• Directions
With nothing added or dropped, copy the data that follows exactly.

• Supplied data
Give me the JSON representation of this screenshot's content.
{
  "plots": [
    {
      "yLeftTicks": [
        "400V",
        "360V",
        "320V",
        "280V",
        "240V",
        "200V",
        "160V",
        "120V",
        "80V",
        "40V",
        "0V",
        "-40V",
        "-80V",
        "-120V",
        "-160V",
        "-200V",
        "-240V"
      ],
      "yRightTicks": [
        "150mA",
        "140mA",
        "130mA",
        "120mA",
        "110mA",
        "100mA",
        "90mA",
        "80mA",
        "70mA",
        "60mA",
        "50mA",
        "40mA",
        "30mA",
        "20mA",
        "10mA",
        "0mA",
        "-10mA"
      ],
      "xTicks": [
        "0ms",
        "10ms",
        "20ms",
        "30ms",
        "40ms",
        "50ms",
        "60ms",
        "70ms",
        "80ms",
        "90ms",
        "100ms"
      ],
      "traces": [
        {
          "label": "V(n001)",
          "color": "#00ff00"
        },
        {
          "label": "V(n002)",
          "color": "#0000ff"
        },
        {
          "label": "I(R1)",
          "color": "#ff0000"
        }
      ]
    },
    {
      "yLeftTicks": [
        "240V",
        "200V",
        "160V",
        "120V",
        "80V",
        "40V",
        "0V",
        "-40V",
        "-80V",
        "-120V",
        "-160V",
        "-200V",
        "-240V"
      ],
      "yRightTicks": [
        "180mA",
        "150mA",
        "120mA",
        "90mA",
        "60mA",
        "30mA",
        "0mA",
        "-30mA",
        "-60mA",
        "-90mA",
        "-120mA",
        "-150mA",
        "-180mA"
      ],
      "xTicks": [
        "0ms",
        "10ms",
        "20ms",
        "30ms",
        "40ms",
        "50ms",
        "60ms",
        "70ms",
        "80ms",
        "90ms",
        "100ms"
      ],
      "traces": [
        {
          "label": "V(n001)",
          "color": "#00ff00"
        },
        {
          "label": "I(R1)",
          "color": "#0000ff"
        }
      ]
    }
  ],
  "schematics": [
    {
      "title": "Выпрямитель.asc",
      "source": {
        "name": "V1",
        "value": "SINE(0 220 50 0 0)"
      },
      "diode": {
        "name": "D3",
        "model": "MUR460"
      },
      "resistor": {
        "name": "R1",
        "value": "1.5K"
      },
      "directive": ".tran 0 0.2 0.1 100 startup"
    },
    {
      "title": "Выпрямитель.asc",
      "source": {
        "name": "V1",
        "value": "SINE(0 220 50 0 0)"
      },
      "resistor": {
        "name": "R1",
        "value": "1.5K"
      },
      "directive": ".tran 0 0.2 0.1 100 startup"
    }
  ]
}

• Output of the task
Give me the JSON representation of this screenshot's content.
{
  "plots": [
    {
      "yLeftTicks": [
        "400V",
        "360V",
        "320V",
        "280V",
        "240V",
        "200V",
        "160V",
        "120V",
        "80V",
        "40V",
        "0V",
        "-40V",
        "-80V",
        "-120V",
        "-160V",
        "-200V",
        "-240V"
      ],
      "yRightTicks": [
        "150mA",
        "140mA",
        "130mA",
        "120mA",
        "110mA",
        "100mA",
        "90mA",
        "80mA",
        "70mA",
        "60mA",
        "50mA",
        "40mA",
        "30mA",
        "20mA",
        "10mA",
        "0mA",
        "-10mA"
      ],
      "xTicks": [
        "0ms",
        "10ms",
        "20ms",
        "30ms",
        "40ms",
        "50ms",
        "60ms",
        "70ms",
        "80ms",
        "90ms",
        "100ms"
      ],
      "traces": [
        {
          "label": "V(n001)",
          "color": "#00ff00"
        },
        {
          "label": "V(n002)",
          "color": "#0000ff"
        },
        {
          "label": "I(R1)",
          "color": "#ff0000"
        }
      ]
    },
    {
      "yLeftTicks": [
        "240V",
        "200V",
        "160V",
        "120V",
        "80V",
        "40V",
        "0V",
        "-40V",
        "-80V",
        "-120V",
        "-160V",
        "-200V",
        "-240V"
      ],
      "yRightTicks": [
        "180mA",
        "150mA",
        "120mA",
        "90mA",
        "60mA",
        "30mA",
        "0mA",
        "-30mA",
        "-60mA",
        "-90mA",
        "-120mA",
        "-150mA",
        "-180mA"
      ],
      "xTicks": [
        "0ms",
        "10ms",
        "20ms",
        "30ms",
        "40ms",
        "50ms",
        "60ms",
        "70ms",
        "80ms",
        "90ms",
        "100ms"
      ],
      "traces": [
        {
          "label": "V(n001)",
          "color": "#00ff00"
        },
        {
          "label": "I(R1)",
          "color": "#0000ff"
        }
      ]
    }
  ],
  "schematics": [
    {
      "title": "Выпрямитель.asc",
      "source": {
        "name": "V1",
        "value": "SINE(0 220 50 0 0)"
      },
      "diode": {
        "name": "D3",
        "model": "MUR460"
      },
      "resistor": {
        "name": "R1",
        "value": "1.5K"
      },
      "directive": ".tran 0 0.2 0.1 100 startup"
    },
    {
      "title": "Выпрямитель.asc",
      "source": {
        "name": "V1",
        "value": "SINE(0 220 50 0 0)"
      },
      "resistor": {
        "name": "R1",
        "value": "1.5K"
      },
      "directive": ".tran 0 0.2 0.1 100 startup"
    }
  ]
}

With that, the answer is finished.